**Problem requirements:**
If a line in the entries below contains "this", copy it.

**Dataset:**
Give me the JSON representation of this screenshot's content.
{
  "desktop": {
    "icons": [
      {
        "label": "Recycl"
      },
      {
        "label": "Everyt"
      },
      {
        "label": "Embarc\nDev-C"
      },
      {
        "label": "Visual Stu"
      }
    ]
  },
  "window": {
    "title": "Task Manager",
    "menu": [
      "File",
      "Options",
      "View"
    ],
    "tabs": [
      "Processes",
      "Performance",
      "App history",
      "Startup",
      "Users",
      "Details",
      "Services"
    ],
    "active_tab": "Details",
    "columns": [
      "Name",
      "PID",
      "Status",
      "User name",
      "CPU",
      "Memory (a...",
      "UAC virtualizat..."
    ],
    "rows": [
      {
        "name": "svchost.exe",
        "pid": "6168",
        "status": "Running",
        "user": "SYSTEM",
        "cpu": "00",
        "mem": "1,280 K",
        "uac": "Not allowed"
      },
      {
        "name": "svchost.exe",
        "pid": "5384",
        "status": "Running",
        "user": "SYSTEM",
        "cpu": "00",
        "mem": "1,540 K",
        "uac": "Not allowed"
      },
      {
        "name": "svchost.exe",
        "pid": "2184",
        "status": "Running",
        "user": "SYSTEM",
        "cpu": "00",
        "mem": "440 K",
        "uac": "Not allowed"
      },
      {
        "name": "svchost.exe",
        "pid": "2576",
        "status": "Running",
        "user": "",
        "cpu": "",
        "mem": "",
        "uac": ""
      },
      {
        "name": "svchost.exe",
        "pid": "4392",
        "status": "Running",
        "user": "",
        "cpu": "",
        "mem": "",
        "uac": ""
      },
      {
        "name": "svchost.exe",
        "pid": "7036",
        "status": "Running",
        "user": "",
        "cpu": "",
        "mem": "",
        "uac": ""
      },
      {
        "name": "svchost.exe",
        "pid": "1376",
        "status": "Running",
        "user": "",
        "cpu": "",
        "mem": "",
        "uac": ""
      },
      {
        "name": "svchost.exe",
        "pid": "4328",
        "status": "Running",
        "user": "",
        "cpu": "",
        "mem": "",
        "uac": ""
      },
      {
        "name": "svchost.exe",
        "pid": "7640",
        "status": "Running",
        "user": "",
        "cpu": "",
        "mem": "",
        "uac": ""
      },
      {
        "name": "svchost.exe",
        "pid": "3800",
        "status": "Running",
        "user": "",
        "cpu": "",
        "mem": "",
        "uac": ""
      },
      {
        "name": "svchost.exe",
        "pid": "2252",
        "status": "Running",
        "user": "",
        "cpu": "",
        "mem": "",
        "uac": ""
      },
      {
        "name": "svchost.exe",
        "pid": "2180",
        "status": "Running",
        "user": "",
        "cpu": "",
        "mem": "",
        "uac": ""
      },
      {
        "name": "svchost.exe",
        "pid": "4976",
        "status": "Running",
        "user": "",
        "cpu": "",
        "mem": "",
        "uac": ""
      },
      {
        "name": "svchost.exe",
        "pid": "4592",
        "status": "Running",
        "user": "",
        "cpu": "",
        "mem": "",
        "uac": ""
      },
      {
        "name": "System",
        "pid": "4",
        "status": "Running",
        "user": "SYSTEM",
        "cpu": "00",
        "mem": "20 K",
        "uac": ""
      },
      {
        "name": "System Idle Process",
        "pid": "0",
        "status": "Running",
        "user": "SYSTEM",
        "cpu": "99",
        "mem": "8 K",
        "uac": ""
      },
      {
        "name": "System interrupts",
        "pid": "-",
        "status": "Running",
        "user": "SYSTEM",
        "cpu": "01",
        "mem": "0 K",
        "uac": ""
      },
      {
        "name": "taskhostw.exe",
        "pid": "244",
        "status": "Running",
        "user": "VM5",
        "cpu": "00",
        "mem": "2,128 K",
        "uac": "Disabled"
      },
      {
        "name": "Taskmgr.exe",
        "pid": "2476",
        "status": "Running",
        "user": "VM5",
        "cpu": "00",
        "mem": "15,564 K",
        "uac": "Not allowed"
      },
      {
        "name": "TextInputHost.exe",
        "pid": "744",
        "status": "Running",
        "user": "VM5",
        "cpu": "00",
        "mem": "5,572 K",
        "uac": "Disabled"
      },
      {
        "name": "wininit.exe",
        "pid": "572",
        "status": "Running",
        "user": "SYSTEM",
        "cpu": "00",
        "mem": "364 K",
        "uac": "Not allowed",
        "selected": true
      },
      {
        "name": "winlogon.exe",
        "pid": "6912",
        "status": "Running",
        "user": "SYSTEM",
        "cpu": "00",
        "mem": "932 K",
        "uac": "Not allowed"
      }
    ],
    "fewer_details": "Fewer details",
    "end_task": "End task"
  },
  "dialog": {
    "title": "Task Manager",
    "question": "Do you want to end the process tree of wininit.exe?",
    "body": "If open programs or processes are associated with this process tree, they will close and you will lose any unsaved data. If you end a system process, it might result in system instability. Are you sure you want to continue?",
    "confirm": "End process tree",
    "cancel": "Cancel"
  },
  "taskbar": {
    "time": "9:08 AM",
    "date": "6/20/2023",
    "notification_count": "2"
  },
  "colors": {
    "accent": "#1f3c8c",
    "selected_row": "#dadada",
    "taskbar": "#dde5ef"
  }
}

**Response to the exercise:**
Give me the JSON representation of this screenshot's content.
    "body": "If open programs or processes are associated with this process tree, they will close and you will lose any unsaved data. If you end a system process, it might result in system instability. Are you sure you want to continue?",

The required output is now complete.